── Excerpted records ──
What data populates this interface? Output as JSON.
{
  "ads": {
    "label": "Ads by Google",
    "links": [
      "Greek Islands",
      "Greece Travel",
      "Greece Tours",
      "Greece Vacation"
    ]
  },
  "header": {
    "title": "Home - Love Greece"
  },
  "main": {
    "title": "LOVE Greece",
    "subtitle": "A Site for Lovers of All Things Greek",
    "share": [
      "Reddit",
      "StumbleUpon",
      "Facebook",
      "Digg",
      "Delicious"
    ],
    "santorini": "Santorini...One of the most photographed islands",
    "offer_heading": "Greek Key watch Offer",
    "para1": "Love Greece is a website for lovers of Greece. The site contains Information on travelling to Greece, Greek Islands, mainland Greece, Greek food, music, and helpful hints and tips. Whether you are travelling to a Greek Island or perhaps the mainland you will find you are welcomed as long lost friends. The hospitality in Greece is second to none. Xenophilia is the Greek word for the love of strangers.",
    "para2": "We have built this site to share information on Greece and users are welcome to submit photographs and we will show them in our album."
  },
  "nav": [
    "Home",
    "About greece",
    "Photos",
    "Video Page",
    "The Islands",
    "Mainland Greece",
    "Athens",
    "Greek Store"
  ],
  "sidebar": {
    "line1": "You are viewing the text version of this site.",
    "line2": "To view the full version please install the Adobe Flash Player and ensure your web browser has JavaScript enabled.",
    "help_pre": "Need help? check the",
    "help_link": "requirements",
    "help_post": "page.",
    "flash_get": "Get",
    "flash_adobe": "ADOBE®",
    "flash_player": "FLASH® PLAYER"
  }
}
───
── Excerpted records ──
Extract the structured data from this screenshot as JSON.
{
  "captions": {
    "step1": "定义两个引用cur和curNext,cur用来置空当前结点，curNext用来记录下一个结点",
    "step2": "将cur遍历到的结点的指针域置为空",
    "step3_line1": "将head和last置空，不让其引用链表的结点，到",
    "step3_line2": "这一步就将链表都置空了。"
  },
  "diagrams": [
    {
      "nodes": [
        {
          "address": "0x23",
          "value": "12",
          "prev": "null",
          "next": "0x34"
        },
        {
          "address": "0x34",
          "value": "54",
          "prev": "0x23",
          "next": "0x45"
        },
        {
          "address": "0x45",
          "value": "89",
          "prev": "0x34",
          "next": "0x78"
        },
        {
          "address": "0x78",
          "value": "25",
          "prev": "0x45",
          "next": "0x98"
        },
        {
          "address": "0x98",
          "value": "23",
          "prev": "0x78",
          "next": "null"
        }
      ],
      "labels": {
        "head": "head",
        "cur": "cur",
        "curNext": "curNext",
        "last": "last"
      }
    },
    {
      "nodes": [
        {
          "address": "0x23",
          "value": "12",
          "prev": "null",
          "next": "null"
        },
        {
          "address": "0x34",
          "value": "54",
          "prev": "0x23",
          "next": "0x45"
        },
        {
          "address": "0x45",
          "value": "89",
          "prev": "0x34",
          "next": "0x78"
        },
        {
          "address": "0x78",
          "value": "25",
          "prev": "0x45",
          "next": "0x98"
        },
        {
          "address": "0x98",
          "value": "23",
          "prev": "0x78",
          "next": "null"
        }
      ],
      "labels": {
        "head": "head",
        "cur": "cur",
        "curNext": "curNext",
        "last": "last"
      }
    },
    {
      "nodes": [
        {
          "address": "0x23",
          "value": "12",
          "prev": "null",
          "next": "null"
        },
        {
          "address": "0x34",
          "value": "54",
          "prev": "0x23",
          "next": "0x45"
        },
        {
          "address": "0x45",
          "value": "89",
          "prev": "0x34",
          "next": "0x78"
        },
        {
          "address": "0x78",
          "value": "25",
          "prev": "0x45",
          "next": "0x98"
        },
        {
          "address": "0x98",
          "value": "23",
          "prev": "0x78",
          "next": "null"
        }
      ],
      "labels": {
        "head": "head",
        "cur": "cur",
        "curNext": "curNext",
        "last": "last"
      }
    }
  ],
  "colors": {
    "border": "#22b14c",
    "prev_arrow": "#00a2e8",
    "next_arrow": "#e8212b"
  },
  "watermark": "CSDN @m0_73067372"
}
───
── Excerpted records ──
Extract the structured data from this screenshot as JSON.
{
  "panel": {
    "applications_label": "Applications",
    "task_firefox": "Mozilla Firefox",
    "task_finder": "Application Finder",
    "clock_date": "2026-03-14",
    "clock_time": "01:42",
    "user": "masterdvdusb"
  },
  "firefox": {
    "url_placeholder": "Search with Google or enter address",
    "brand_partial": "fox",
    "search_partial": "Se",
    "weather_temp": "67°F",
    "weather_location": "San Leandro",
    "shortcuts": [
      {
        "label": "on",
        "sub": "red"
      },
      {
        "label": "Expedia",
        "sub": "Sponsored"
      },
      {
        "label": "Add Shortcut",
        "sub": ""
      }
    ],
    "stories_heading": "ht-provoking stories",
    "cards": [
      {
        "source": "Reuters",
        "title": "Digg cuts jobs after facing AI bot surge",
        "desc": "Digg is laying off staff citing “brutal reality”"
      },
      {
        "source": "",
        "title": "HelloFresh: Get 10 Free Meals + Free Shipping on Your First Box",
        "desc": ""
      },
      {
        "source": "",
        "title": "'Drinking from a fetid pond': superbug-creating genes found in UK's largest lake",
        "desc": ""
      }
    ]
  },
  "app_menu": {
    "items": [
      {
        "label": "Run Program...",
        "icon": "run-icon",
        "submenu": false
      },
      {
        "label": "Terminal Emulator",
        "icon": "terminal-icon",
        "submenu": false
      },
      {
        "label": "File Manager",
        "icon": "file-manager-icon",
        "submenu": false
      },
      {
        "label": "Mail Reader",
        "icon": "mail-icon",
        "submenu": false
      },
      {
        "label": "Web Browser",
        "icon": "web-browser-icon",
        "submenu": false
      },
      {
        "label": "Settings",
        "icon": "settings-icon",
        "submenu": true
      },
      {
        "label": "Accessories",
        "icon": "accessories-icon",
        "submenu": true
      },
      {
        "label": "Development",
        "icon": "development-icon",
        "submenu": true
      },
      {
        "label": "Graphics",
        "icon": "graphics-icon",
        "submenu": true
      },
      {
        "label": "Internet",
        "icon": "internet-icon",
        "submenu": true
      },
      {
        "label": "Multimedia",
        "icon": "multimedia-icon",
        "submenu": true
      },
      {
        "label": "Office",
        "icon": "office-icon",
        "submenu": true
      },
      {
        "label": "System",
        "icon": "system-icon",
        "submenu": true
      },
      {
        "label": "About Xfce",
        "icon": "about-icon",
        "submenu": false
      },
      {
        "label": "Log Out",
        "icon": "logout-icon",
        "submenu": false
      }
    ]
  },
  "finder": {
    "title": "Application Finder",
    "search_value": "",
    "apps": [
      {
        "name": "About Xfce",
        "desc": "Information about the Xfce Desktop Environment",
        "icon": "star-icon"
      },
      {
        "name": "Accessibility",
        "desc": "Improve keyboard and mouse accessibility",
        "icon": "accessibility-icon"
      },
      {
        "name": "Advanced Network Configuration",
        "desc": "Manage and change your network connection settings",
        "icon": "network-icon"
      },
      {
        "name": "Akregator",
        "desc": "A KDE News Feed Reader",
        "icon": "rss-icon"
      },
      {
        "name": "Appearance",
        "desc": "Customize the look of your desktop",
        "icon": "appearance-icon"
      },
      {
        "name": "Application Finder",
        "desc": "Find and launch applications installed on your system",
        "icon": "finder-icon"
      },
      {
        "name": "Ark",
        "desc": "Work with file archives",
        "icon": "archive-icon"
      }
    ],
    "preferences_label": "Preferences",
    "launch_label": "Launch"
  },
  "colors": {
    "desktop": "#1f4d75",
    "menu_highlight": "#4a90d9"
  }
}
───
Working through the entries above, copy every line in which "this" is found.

What data populates this interface? Output as JSON.
    "para2": "We have built this site to share information on Greece and users are welcome to submit photographs and we will show them in our album."
    "line1": "You are viewing the text version of this site.",
Extract the structured data from this screenshot as JSON.
Extract the structured data from this screenshot as JSON.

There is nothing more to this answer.